TASK GOAL –
Exclude the pictures, and otherwise reproduce the data in full.

PROVIDED DATA –

────────

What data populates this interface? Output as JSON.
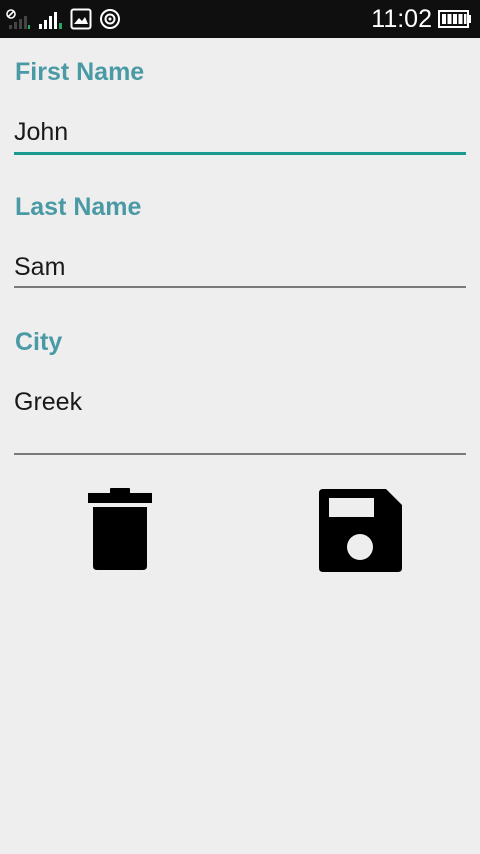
{
  "status_bar": {
    "time": "11:02",
    "icons": [
      "no-sim-icon",
      "signal-icon",
      "signal-icon",
      "image-notification-icon",
      "sync-icon",
      "battery-icon"
    ]
  },
  "form": {
    "first_name": {
      "label": "First Name",
      "value": "John"
    },
    "last_name": {
      "label": "Last Name",
      "value": "Sam"
    },
    "city": {
      "label": "City",
      "value": "Greek"
    }
  },
  "colors": {
    "label": "#4a9aa6",
    "active_underline": "#1a9a8c",
    "underline": "#7a7a7a",
    "background": "#eeeeee",
    "status_bar": "#0f0f0f"
  },
  "actions": {
    "delete_icon": "trash-icon",
    "save_icon": "floppy-disk-icon"
  }
}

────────

RESULT OF THE TASK –
What data populates this interface? Output as JSON.
{
  "status_bar": {
    "time": "11:02",
    "icons": [
      "no-sim-icon",
      "signal-icon",
      "signal-icon",
      "image-notification-icon",
      "sync-icon",
      "battery-icon"
    ]
  },
  "form": {
    "first_name": {
      "label": "First Name",
      "value": "John"
    },
    "last_name": {
      "label": "Last Name",
      "value": "Sam"
    },
    "city": {
      "label": "City",
      "value": "Greek"
    }
  },
  "colors": {
    "label": "#4a9aa6",
    "active_underline": "#1a9a8c",
    "underline": "#7a7a7a",
    "background": "#eeeeee",
    "status_bar": "#0f0f0f"
  },
  "actions": {
    "delete_icon": "trash-icon",
    "save_icon": "floppy-disk-icon"
  }
}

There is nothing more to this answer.